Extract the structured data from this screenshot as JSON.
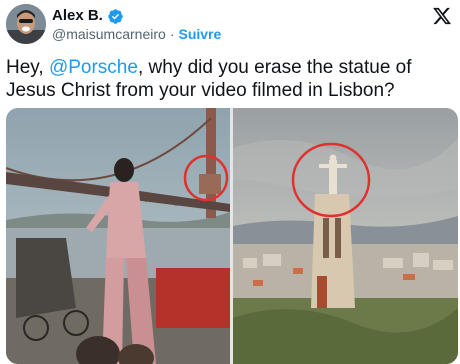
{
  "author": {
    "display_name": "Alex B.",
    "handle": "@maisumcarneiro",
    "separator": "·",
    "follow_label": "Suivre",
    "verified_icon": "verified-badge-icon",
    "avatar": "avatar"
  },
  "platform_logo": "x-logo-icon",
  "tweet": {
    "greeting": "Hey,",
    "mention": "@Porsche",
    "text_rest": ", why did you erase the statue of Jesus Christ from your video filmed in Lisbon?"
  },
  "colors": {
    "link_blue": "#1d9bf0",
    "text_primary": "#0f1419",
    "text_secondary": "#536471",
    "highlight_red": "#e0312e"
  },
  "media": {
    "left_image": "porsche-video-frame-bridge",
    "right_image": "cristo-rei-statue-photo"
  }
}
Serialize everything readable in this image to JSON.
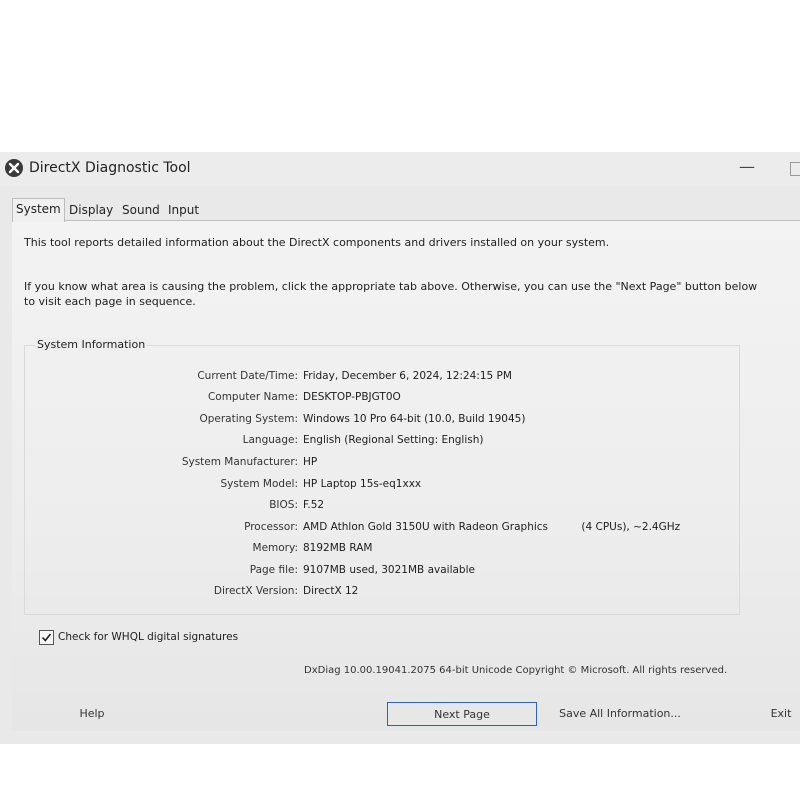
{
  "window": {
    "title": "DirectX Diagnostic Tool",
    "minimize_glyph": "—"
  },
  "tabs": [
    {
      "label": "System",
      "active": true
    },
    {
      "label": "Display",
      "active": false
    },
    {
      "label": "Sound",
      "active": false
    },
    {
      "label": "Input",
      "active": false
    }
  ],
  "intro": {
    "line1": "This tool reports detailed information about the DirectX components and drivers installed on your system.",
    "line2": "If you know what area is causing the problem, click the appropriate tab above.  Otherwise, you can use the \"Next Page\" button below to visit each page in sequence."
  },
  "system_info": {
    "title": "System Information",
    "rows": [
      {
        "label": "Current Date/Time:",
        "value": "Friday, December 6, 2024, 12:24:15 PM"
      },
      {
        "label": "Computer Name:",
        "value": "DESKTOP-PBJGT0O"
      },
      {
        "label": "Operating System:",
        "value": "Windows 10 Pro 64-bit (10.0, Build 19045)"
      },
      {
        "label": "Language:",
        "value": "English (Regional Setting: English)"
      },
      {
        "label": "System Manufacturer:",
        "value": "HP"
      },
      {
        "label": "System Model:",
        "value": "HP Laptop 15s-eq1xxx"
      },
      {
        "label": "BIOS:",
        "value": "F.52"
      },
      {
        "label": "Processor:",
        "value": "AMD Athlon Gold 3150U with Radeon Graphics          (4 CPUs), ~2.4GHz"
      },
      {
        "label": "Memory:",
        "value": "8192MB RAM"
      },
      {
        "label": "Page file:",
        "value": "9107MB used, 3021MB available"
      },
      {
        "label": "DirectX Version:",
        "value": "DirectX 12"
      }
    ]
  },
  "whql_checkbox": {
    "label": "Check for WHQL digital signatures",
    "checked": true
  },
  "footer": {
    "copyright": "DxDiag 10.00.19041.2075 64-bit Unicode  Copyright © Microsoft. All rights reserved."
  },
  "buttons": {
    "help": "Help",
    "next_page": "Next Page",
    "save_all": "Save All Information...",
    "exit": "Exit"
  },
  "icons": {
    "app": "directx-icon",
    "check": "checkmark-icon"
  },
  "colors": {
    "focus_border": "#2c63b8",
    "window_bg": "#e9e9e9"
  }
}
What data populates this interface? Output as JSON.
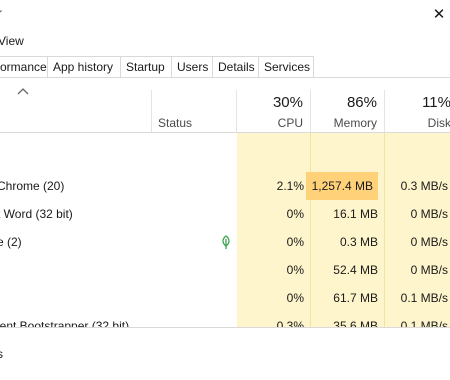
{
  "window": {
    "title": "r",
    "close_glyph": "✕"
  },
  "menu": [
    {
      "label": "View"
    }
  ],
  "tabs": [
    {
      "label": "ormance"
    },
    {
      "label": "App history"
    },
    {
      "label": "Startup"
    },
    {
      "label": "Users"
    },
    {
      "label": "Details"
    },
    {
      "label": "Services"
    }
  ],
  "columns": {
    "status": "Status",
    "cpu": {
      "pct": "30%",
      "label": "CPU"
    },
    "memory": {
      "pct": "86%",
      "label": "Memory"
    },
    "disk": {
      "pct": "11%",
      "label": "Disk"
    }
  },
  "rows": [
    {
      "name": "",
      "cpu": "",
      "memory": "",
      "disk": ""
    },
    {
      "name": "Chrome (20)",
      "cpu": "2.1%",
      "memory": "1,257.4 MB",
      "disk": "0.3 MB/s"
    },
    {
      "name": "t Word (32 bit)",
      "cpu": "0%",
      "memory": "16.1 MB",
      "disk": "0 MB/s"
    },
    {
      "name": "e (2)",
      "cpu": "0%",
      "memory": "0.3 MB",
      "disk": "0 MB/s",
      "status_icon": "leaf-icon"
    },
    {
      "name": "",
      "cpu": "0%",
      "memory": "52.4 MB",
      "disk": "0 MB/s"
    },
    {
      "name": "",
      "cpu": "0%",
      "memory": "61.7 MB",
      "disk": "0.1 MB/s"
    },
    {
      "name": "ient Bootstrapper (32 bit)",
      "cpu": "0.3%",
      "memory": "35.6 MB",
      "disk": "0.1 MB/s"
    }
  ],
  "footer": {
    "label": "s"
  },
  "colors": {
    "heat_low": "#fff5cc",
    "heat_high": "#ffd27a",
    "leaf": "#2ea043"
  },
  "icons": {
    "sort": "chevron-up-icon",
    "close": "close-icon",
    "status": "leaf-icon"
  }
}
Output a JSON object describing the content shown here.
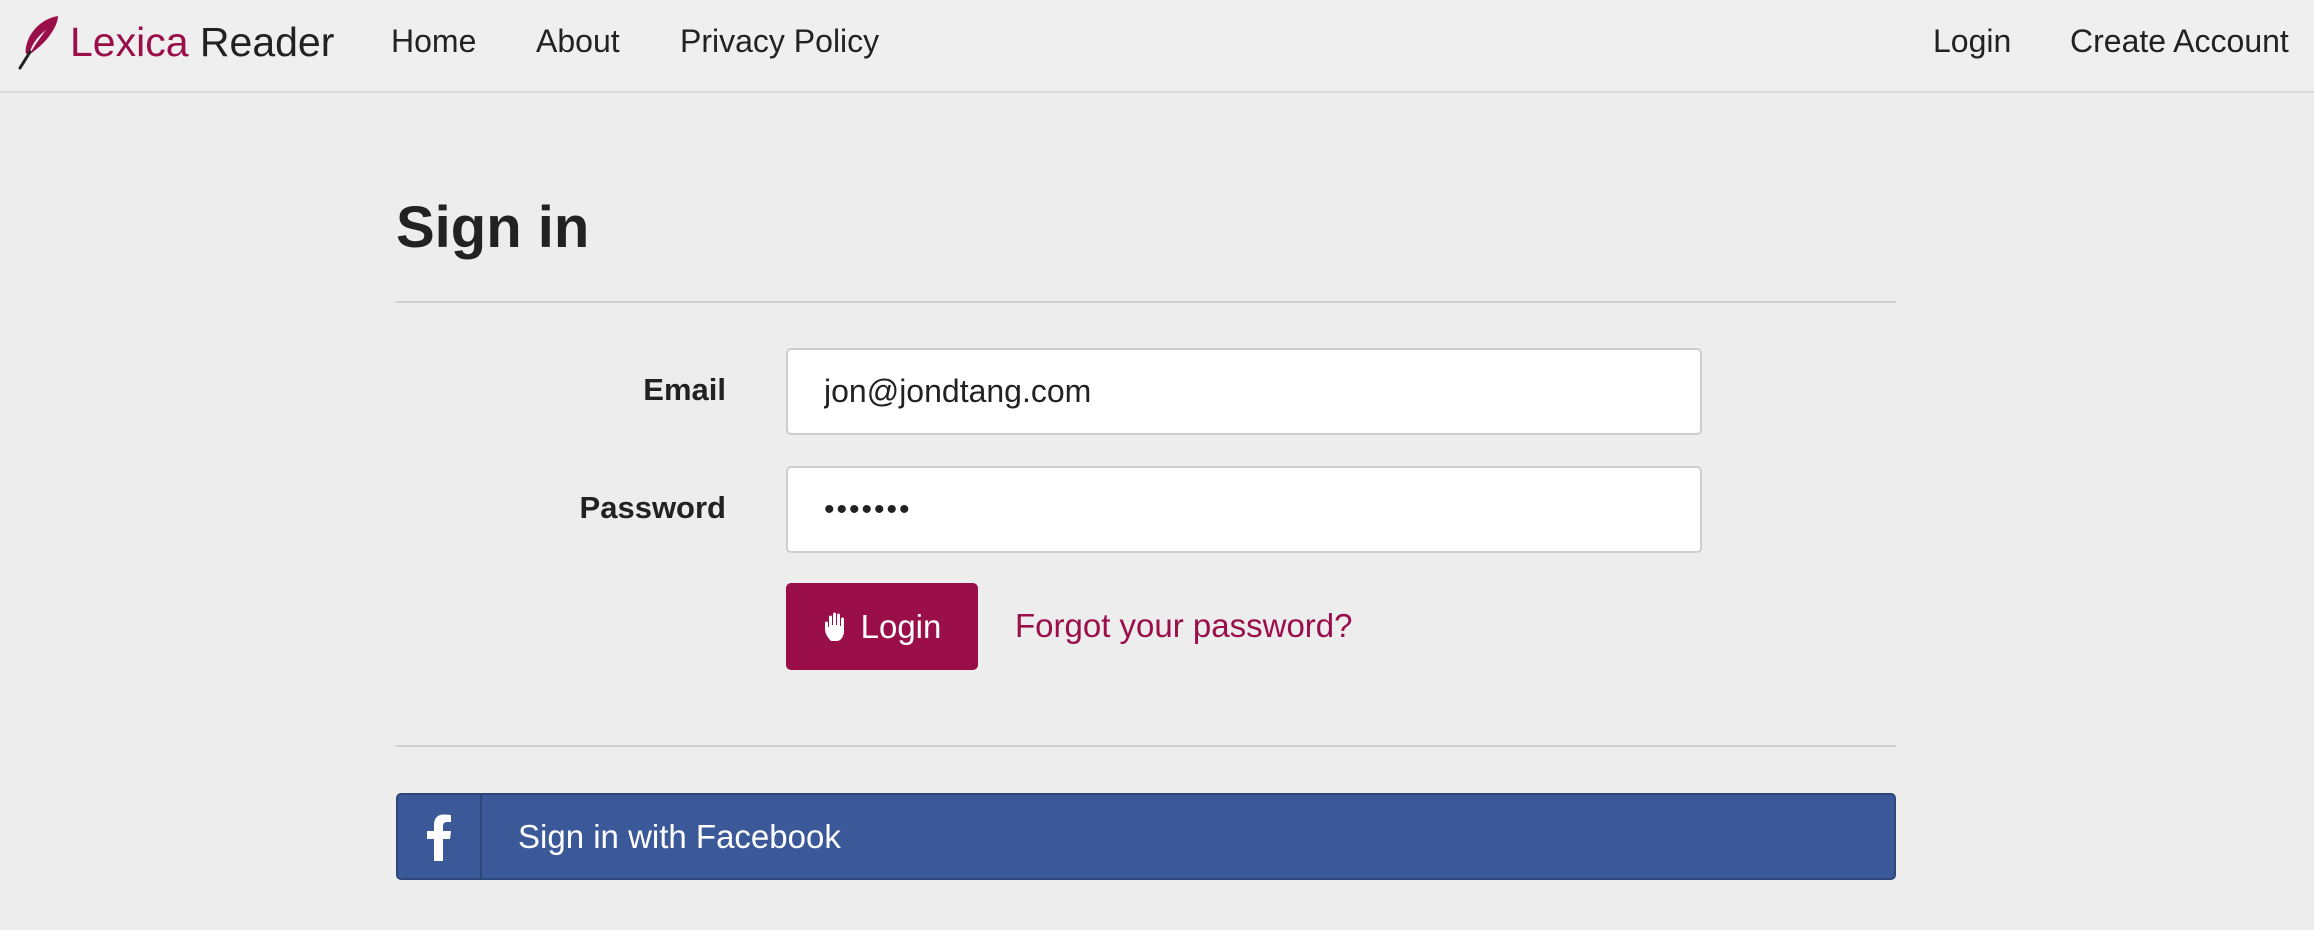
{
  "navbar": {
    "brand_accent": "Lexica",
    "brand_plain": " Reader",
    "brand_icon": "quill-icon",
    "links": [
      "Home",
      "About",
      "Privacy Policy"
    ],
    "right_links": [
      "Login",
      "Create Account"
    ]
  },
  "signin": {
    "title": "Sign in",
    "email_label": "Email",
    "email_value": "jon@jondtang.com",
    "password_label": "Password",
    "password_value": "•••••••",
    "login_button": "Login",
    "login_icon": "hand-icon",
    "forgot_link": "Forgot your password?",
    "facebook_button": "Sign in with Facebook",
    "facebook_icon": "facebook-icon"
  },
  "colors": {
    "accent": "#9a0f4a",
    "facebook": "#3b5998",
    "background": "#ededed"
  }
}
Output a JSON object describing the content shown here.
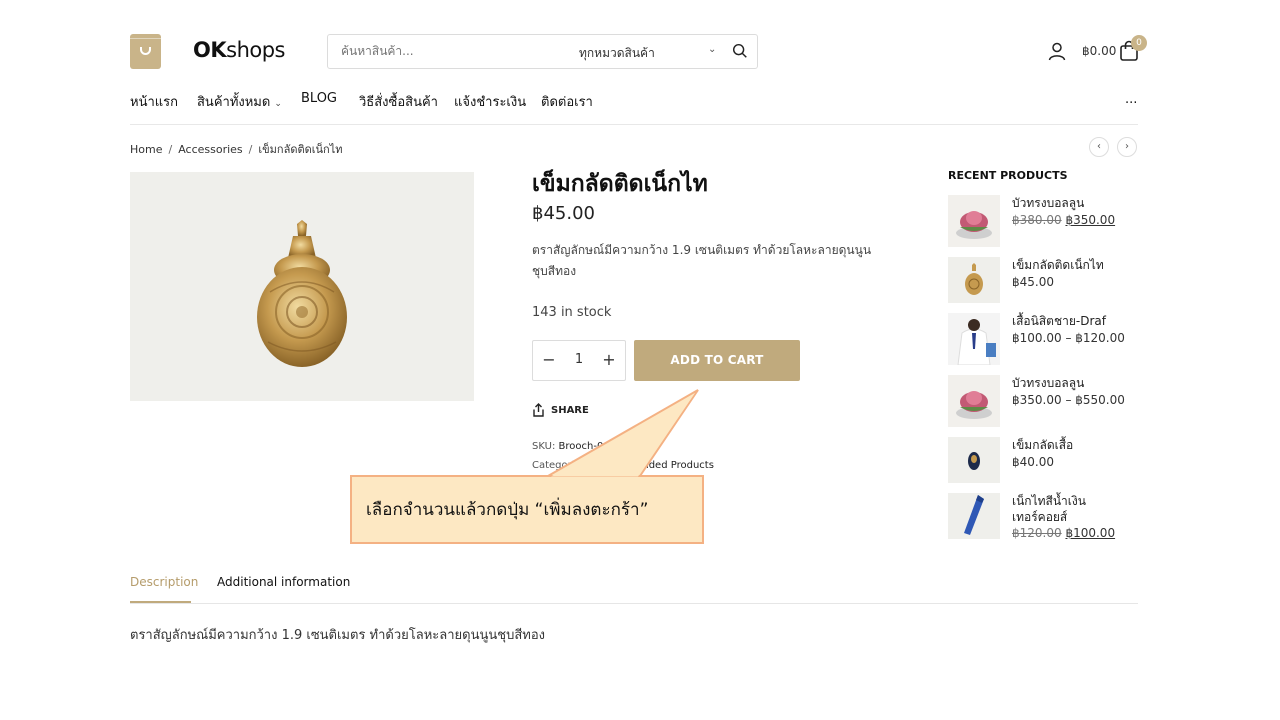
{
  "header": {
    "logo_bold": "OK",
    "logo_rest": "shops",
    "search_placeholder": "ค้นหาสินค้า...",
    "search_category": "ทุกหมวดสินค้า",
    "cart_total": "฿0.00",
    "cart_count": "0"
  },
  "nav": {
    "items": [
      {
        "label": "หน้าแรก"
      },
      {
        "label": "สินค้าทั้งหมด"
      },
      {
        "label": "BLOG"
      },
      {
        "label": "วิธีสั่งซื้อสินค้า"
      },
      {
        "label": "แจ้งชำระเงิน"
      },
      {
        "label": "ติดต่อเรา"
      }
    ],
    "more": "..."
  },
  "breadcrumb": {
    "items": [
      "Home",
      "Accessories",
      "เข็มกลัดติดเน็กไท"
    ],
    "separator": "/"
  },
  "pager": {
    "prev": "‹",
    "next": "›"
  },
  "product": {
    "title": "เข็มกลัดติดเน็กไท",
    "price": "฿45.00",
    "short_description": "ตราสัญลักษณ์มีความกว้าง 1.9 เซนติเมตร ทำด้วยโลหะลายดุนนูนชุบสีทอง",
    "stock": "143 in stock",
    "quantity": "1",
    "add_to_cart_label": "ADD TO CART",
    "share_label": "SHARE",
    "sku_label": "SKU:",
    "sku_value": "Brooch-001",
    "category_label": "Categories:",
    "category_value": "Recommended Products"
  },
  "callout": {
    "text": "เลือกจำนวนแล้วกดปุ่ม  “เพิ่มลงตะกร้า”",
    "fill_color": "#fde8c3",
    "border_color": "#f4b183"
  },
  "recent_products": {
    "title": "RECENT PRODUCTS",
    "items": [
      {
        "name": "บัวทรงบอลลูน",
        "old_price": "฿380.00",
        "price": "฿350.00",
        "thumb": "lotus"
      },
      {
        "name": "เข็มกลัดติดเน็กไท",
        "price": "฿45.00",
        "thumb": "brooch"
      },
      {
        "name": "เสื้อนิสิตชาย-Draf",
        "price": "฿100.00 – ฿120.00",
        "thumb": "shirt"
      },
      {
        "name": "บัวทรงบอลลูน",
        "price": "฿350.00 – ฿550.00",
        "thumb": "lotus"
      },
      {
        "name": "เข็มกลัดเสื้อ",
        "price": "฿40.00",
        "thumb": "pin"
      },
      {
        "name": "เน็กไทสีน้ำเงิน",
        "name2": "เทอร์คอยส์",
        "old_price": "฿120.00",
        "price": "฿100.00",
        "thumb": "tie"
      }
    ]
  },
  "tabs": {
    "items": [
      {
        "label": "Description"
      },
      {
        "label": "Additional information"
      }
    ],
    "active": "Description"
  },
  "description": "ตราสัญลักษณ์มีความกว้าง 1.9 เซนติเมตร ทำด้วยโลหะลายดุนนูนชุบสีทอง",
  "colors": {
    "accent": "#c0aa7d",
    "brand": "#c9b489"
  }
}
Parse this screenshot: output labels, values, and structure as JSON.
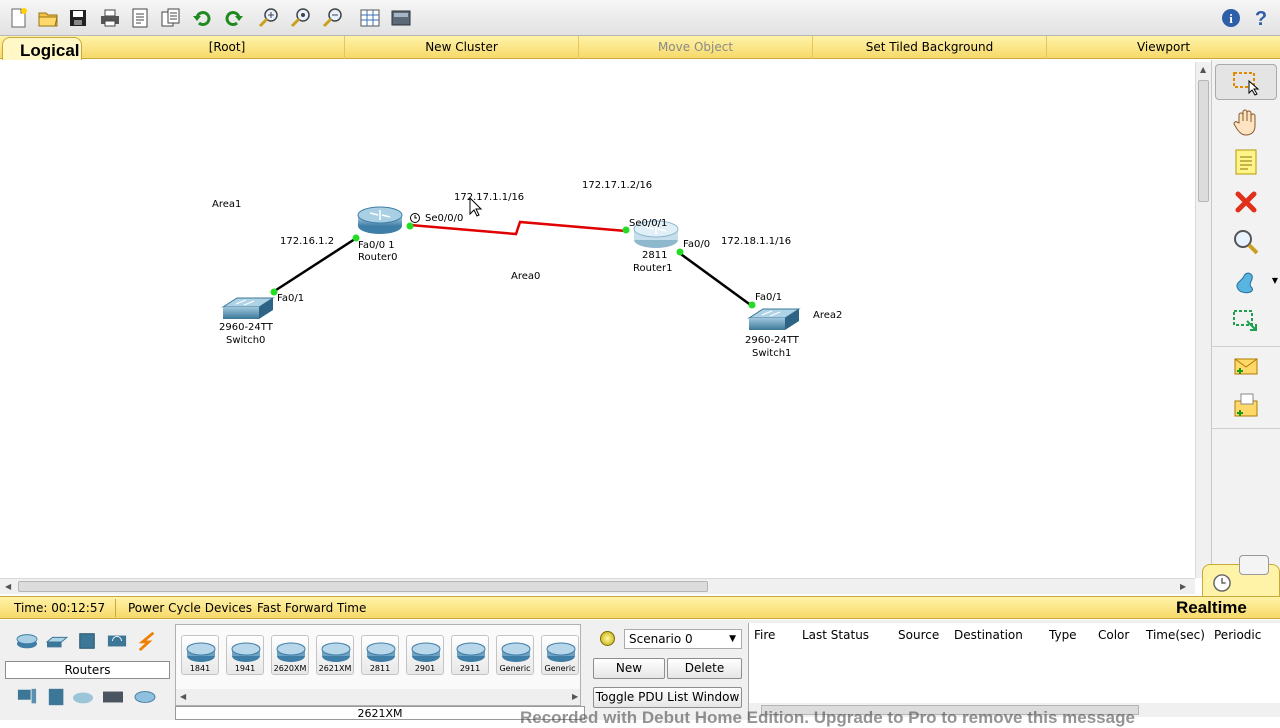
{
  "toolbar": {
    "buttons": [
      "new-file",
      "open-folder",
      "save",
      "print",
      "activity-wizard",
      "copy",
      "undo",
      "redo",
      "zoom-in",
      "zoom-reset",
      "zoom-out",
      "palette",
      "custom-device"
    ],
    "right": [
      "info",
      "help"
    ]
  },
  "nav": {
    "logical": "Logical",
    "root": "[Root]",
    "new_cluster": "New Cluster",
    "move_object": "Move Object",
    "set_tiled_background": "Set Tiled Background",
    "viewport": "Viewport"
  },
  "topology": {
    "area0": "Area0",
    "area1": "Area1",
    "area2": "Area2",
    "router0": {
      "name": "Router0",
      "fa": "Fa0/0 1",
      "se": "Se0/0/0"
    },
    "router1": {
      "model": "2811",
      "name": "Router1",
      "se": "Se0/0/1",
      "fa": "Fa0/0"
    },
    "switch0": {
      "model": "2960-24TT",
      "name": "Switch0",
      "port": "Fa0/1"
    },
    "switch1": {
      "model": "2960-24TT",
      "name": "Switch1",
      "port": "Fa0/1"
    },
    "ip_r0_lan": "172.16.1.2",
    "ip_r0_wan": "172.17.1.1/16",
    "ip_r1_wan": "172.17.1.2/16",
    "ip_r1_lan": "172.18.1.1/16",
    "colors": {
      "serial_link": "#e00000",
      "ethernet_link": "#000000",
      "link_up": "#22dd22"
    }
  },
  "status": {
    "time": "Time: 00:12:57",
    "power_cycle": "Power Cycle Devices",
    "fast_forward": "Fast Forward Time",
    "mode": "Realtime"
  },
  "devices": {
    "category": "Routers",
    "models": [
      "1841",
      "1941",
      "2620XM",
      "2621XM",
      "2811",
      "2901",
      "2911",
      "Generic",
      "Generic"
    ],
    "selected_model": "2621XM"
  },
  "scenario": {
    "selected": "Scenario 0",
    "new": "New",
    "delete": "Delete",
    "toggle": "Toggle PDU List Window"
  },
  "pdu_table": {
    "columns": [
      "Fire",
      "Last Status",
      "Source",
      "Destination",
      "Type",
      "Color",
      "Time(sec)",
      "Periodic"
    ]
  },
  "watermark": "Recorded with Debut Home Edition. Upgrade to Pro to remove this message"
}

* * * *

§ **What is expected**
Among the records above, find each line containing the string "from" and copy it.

§ **Problem solution**
Extract the structured data from this screenshot as JSON.
    "text_rest": ", why did you erase the statue of Jesus Christ from your video filmed in Lisbon?"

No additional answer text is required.